Nutritional regulation of hepatic de novo lipogenesis in humans.
Cross E., Dearlove DJ., Hodson L.

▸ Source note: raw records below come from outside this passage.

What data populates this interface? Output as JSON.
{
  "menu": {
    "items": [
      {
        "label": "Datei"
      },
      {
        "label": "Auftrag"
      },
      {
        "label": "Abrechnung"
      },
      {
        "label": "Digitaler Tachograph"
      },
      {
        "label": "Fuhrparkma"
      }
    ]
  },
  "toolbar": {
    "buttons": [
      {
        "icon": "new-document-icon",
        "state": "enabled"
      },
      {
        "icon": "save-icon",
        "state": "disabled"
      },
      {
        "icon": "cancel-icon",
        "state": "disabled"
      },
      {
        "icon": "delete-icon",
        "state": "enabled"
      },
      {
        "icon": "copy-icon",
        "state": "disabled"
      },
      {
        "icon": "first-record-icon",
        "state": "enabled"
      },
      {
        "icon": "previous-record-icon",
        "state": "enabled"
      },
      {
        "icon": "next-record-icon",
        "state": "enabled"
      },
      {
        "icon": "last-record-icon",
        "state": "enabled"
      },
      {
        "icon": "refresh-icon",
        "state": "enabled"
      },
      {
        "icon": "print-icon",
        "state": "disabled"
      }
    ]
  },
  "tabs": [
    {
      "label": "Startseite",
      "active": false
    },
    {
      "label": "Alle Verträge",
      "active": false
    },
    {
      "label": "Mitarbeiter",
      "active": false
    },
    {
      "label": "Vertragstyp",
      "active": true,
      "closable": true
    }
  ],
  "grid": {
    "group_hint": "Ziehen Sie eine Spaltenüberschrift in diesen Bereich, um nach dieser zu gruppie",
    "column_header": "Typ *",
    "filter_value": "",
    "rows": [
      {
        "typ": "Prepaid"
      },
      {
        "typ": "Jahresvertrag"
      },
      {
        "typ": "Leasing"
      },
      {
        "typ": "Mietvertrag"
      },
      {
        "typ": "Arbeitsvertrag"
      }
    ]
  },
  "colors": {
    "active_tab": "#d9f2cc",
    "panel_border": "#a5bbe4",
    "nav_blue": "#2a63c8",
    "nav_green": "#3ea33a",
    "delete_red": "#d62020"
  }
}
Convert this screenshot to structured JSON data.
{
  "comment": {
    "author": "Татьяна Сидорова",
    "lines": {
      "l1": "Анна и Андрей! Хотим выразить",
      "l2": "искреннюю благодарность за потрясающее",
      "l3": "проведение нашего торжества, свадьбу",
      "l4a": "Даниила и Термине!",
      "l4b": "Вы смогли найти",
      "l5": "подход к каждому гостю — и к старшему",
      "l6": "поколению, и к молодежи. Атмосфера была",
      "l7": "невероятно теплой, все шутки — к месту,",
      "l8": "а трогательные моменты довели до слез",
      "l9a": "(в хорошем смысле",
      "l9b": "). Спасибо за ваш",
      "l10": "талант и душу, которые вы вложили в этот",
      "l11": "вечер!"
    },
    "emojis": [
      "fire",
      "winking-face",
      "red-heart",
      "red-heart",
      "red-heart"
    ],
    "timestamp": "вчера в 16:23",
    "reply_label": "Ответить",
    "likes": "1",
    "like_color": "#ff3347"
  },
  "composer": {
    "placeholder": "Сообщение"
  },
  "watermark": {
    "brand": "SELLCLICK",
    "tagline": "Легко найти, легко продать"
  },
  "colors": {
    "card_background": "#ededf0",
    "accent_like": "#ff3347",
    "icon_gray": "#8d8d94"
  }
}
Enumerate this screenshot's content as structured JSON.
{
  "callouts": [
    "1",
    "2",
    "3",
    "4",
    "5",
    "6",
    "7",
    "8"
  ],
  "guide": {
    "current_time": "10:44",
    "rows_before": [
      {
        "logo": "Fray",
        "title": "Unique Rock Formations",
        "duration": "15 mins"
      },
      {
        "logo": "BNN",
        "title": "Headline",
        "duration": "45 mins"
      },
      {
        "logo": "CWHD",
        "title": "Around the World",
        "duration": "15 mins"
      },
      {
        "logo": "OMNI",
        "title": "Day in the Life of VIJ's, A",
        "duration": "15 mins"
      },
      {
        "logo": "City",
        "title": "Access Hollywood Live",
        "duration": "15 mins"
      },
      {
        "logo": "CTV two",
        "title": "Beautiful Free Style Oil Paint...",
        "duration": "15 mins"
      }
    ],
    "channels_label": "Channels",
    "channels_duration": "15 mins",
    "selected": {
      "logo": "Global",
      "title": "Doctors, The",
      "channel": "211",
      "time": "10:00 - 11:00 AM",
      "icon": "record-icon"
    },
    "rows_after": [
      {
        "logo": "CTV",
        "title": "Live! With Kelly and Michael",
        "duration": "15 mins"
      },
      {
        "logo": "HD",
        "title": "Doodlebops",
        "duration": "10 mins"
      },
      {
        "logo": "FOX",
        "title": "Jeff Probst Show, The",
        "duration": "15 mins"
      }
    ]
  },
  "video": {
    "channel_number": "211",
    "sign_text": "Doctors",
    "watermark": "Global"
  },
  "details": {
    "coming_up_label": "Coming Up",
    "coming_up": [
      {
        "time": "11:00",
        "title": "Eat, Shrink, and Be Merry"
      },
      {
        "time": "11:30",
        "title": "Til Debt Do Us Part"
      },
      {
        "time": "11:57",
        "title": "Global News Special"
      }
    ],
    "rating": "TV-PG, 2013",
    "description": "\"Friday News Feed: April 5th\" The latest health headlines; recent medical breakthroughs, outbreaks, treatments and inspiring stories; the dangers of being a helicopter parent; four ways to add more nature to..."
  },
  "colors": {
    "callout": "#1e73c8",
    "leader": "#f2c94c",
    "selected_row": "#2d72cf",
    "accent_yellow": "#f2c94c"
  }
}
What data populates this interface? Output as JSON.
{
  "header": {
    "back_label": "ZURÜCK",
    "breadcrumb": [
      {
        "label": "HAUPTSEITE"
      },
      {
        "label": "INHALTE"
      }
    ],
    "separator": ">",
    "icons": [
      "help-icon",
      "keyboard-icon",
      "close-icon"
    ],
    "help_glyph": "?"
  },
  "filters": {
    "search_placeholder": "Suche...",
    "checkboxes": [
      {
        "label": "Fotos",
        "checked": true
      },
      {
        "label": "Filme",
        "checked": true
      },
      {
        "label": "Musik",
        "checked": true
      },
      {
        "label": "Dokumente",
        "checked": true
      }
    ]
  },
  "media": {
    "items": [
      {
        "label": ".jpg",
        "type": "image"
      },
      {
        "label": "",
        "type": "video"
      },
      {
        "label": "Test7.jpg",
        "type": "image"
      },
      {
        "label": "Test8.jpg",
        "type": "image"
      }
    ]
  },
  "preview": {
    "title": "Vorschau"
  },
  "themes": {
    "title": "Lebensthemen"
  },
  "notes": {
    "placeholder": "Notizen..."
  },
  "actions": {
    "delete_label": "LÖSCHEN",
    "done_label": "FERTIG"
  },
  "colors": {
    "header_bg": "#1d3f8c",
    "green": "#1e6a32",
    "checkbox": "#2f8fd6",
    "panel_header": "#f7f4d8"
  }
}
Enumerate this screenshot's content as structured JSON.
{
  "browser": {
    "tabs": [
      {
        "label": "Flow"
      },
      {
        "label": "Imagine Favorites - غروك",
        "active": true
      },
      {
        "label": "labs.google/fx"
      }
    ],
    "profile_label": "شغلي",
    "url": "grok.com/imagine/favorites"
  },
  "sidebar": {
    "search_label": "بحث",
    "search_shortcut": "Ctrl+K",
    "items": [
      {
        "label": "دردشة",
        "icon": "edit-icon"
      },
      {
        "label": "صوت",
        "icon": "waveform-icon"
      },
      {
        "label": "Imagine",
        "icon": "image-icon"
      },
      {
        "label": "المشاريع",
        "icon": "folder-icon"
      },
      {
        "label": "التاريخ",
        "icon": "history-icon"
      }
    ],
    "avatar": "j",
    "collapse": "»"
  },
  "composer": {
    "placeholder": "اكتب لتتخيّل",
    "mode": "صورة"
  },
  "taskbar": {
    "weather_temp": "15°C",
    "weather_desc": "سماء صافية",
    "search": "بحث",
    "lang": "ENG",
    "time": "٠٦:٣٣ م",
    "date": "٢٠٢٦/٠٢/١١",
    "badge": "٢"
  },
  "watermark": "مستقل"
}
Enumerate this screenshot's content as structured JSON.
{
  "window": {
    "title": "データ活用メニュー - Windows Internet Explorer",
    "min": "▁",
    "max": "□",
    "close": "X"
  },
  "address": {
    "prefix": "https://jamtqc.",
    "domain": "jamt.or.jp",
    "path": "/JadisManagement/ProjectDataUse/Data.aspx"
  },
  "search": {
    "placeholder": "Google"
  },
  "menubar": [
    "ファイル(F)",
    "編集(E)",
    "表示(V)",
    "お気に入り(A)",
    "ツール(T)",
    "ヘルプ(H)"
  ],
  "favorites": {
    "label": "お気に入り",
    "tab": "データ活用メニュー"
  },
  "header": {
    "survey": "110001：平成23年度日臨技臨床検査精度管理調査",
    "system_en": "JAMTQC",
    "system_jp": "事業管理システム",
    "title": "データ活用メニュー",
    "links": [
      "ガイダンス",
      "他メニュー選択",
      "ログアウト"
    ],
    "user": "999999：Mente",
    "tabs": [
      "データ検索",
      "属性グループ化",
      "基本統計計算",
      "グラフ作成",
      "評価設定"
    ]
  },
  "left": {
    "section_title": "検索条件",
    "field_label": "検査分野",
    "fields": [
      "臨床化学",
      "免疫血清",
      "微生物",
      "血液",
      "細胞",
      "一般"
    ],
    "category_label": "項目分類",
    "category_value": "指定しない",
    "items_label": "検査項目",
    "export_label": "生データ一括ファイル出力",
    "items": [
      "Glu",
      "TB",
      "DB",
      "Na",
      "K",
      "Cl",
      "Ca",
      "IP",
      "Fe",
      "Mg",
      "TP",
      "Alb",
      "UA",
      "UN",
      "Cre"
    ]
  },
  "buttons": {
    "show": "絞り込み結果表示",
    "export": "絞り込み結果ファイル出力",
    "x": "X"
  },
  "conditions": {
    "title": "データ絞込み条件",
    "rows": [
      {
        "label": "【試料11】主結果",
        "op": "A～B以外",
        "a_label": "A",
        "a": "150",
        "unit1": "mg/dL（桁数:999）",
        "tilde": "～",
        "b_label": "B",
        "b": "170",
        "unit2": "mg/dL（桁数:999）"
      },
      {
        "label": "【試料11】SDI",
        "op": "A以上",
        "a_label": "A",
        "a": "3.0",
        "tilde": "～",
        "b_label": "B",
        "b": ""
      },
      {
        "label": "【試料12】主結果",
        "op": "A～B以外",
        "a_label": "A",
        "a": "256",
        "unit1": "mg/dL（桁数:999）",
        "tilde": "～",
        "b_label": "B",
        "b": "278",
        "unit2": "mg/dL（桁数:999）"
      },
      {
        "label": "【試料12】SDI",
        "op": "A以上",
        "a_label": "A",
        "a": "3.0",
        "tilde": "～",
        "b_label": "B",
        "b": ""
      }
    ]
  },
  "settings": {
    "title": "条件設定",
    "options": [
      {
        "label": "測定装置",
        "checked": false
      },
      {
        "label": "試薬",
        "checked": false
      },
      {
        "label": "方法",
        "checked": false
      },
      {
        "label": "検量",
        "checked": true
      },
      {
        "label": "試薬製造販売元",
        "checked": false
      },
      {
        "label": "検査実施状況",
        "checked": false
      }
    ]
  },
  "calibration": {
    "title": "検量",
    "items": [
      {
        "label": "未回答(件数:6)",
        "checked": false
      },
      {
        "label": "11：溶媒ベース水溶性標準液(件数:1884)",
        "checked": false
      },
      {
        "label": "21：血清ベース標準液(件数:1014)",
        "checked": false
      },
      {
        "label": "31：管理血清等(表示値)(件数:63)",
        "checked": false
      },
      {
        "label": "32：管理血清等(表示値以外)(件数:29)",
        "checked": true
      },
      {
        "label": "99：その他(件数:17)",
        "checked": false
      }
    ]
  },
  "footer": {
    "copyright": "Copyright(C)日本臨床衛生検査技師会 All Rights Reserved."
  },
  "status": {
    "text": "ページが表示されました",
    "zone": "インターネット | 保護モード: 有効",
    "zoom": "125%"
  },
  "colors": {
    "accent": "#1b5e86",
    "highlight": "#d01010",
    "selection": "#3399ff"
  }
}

PURPOSE OF REVIEW: De novo lipogenesis (DNL) is a metabolic process occurring mainly within the liver, in humans. Insulin is a primary signal for promoting DNL; thus, nutritional state is a key determinant for upregulation of the pathway. However, the effects of dietary macronutrient composition on hepatic DNL remain unclear. Nor is it clear if a nutrition-induced increase in DNL results in accumulation of intra-hepatic triglyceride (IHTG); a mechanism often proposed for pathological IHTG. Here, we review the latest evidence surrounding the nutritional regulation of hepatic DNL. RECENT FINDINGS: The role of carbohydrate intake on hepatic DNL regulation has been well studied, with only limited data on the effects of fats and proteins. Overall, increasing carbohydrate intake typically results in an upregulation of DNL, with fructose being more lipogenic than glucose. For fat, it appears that an increased intake of n-3 polyunsaturated fatty acids downregulates DNL, whilst, in contrast, an increased dietary protein intake may upregulate DNL. SUMMARY: Although DNL is upregulated with high-carbohydrate or mixed-macronutrient meal consumption, the effects of fat and protein remain unclear. Additionally, the effects of different phenotypes (including sex, age, ethnicity, and menopause status) in combination with different diets (enriched in different macronutrients) on hepatic DNL requires elucidation.